Matt Lauer is putting his attention on his family after he was terminated from NBC over allegations of “inappropriate sexual behavior in the workplace.”
“His family is his focus at the moment,” a source tells PEOPLE.
The Today host, 59, married Dutch model Annette Roque in 1998 after meeting on a blind date, and they have three children: son Jack, 16, daughter Romy, 14, and son Thijs, 11. (Lauer was previously married to television producer Nancy Alspaugh from 1981 to 1988.)
Page Six reports that Lauer has left New York to “explain what happened and why he was fired in person” to Jack.
Roque briefly filed for divorce in 2006. Newsweek reports in court documents, Roque claimed Lauer committed “cruel and inhumane” acts against her that endangered her mental and physical well-being as well as repeatedly criticized her parenting skills.
Despite the allegations, Roque withdrew the court papers three weeks after filing them.
In 2010, the couple slammed a report that said they had split and Lauer had moved out of their home as “a work of fiction.”
“I am living in my apartment with Annette and my children as a family and a couple,” Lauer told PEOPLE. “I have never moved out. I am not moving out. There is no truth to that.”
Roque stated in a separate interview with PEOPLE, “Out of self respect, I want to stand up for our family and protect them.”
Lauer acknowledged past difficulties in the marriage, but he labeled reports that he cheated on her as “ridiculous” and “offensive.”
“Have we had a completely perfect, easy marriage? No. But the stories you’ve read over the years are not true,” the TV personality said. “I don’t think we’re any different than any married couple that’s been together for 12 years. The accusations [of infidelity] are ridiculous and I’m not going to [dignify] them with an answer. It’s not true.”
Roque also acknowledged past marital difficulties but said, “We have worked through it.”
NBC announced Lauer, who signed a $20 million dollar contract in 2016, had been terminated Wednesday.
A source tells PEOPLE the host was fired for alleged inappropriate sexual behavior throughout 2014, including at the Winter Olympics in Sochi, Russia.

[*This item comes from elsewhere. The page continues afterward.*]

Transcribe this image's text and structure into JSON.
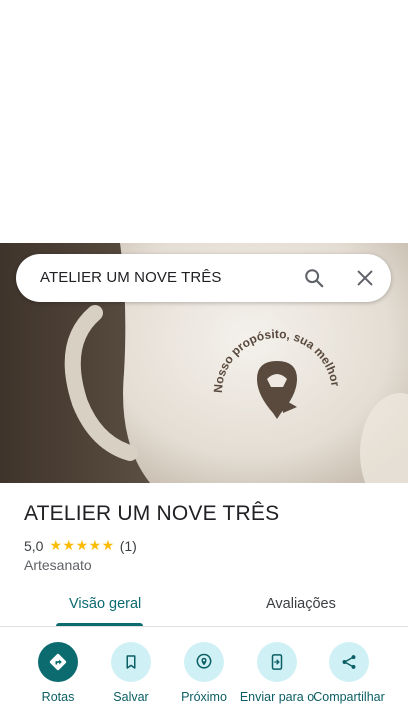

An NBC staffer filed a complaint Monday “that was serious enough that he was terminated,” the source explains. “The accuser described inappropriate sexual behavior in the workplace occurring throughout 2014.”
“On Monday night, we received a detailed complaint from a colleague about inappropriate sexual behavior in the workplace by Matt Lauer. It represented, after serious review, a clear violation of our company’s standards. As a result, we’ve decided to terminate his employment,” NBC News chairman Andrew Lack said in a memo to staff announcing Lauer’s firing Wednesday morning, read aloud on Today by Lauer’s co-anchor Savannah Guthrie. “While it is the first complaint about his behavior in the over twenty years he’s been at NBC News, we were also presented with reason to believe this may not have been an isolated incident.”
“Our highest priority is to create a workplace environment where everyone feels safe and protected, and to ensure that any actions that run counter to our core values are met with consequences, no matter who the offender,” Lack continued in the statement. “We are deeply saddened by this turn of events. But we will face it together as a news organization – and do it in as transparent a manner as we can. To that end, Noah and I will be meeting with as many of you as possible throughout the day today to answer your questions.”
“We just learned this moments ago, just this morning,” Guthrie said, with her voice breaking. “As I’m sure you can imagine, we are devastated and we are still processing all of this. And I will tell you right now, we do not know more than what I just shared with you. But we will be covering this story as reporters, as journalists. I’m sure we will be learning more details in the hours and days to come, and we promise we will share that with you.”
She continued, “We are heartbroken. I’m heartbroken for Matt – he is my dear, dear friend and my partner, and he has been loved by many, many people here. And I’m heartbroken for the brave colleague who came forward to tell her story, and any other women who have their own stories to tell.”
“How do you reconcile your love for someone with the revelation that they have behaved badly? I don’t know the answer to that,” Guthrie added. “But I do know this reckoning that so many organizations have been going through is important, it’s long overdue, and it must result in workplaces where all women — all people — feel safe and respected.”
Kotb joined Guthrie in Lauer’s usual seat, calling it a “tough morning.”
“It’s hard to reconcile with what we are hearing with the man who we know, who walks in this building every single day,” Kotb said. “We were both woken up with the news, kind of pre-dawn, and we’re trying to process it and trying to make sense of it – and it’ll take some time for that.”
Roker was visibly upset, saying that he was “trying to process” the news about his friend of 30 years.
Lauer got his start at NBC in 1992 when he filled in as a newsreader on Today, becoming a co-anchor of the morning show in January 1997.